◆ REQUIRED WORK ◆
Write the entries out again in full and unchanged, dropping every image.

···

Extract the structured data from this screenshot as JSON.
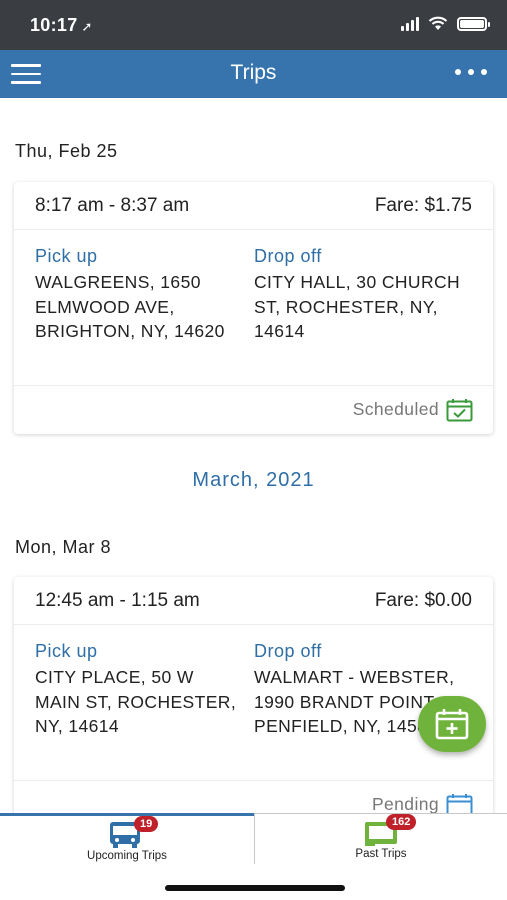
{
  "status_bar": {
    "time": "10:17",
    "location_glyph": "➚"
  },
  "header": {
    "title": "Trips",
    "menu_icon": "hamburger-icon",
    "more_icon": "more-dots-icon"
  },
  "trips": [
    {
      "date": "Thu, Feb 25",
      "time_range": "8:17 am - 8:37 am",
      "fare": "Fare: $1.75",
      "pickup_label": "Pick up",
      "pickup_address": "WALGREENS, 1650 ELMWOOD AVE, BRIGHTON, NY, 14620",
      "dropoff_label": "Drop off",
      "dropoff_address": "CITY HALL, 30 CHURCH ST, ROCHESTER, NY, 14614",
      "status": "Scheduled",
      "status_color": "#3a9a3a"
    },
    {
      "date": "Mon, Mar 8",
      "time_range": "12:45 am - 1:15 am",
      "fare": "Fare: $0.00",
      "pickup_label": "Pick up",
      "pickup_address": "CITY PLACE, 50 W MAIN ST, ROCHESTER, NY, 14614",
      "dropoff_label": "Drop off",
      "dropoff_address": "WALMART - WEBSTER, 1990 BRANDT POINT PENFIELD, NY, 14580",
      "status": "Pending",
      "status_color": "#3b8fd0"
    }
  ],
  "month_heading": "March, 2021",
  "fab": {
    "icon": "add-calendar-icon",
    "color": "#6fb33c"
  },
  "tabs": [
    {
      "label": "Upcoming Trips",
      "badge": "19",
      "icon": "bus-icon",
      "active": true
    },
    {
      "label": "Past Trips",
      "badge": "162",
      "icon": "ticket-icon",
      "active": false
    }
  ],
  "colors": {
    "header": "#3774ae",
    "status_bar": "#3a3d42",
    "accent_blue": "#2f6ea6",
    "badge_red": "#c0202a"
  }
}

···

◆ EXERCISE OUTPUT ◆
Extract the structured data from this screenshot as JSON.
{
  "status_bar": {
    "time": "10:17",
    "location_glyph": "➚"
  },
  "header": {
    "title": "Trips",
    "menu_icon": "hamburger-icon",
    "more_icon": "more-dots-icon"
  },
  "trips": [
    {
      "date": "Thu, Feb 25",
      "time_range": "8:17 am - 8:37 am",
      "fare": "Fare: $1.75",
      "pickup_label": "Pick up",
      "pickup_address": "WALGREENS, 1650 ELMWOOD AVE, BRIGHTON, NY, 14620",
      "dropoff_label": "Drop off",
      "dropoff_address": "CITY HALL, 30 CHURCH ST, ROCHESTER, NY, 14614",
      "status": "Scheduled",
      "status_color": "#3a9a3a"
    },
    {
      "date": "Mon, Mar 8",
      "time_range": "12:45 am - 1:15 am",
      "fare": "Fare: $0.00",
      "pickup_label": "Pick up",
      "pickup_address": "CITY PLACE, 50 W MAIN ST, ROCHESTER, NY, 14614",
      "dropoff_label": "Drop off",
      "dropoff_address": "WALMART - WEBSTER, 1990 BRANDT POINT PENFIELD, NY, 14580",
      "status": "Pending",
      "status_color": "#3b8fd0"
    }
  ],
  "month_heading": "March, 2021",
  "fab": {
    "icon": "add-calendar-icon",
    "color": "#6fb33c"
  },
  "tabs": [
    {
      "label": "Upcoming Trips",
      "badge": "19",
      "icon": "bus-icon",
      "active": true
    },
    {
      "label": "Past Trips",
      "badge": "162",
      "icon": "ticket-icon",
      "active": false
    }
  ],
  "colors": {
    "header": "#3774ae",
    "status_bar": "#3a3d42",
    "accent_blue": "#2f6ea6",
    "badge_red": "#c0202a"
  }
}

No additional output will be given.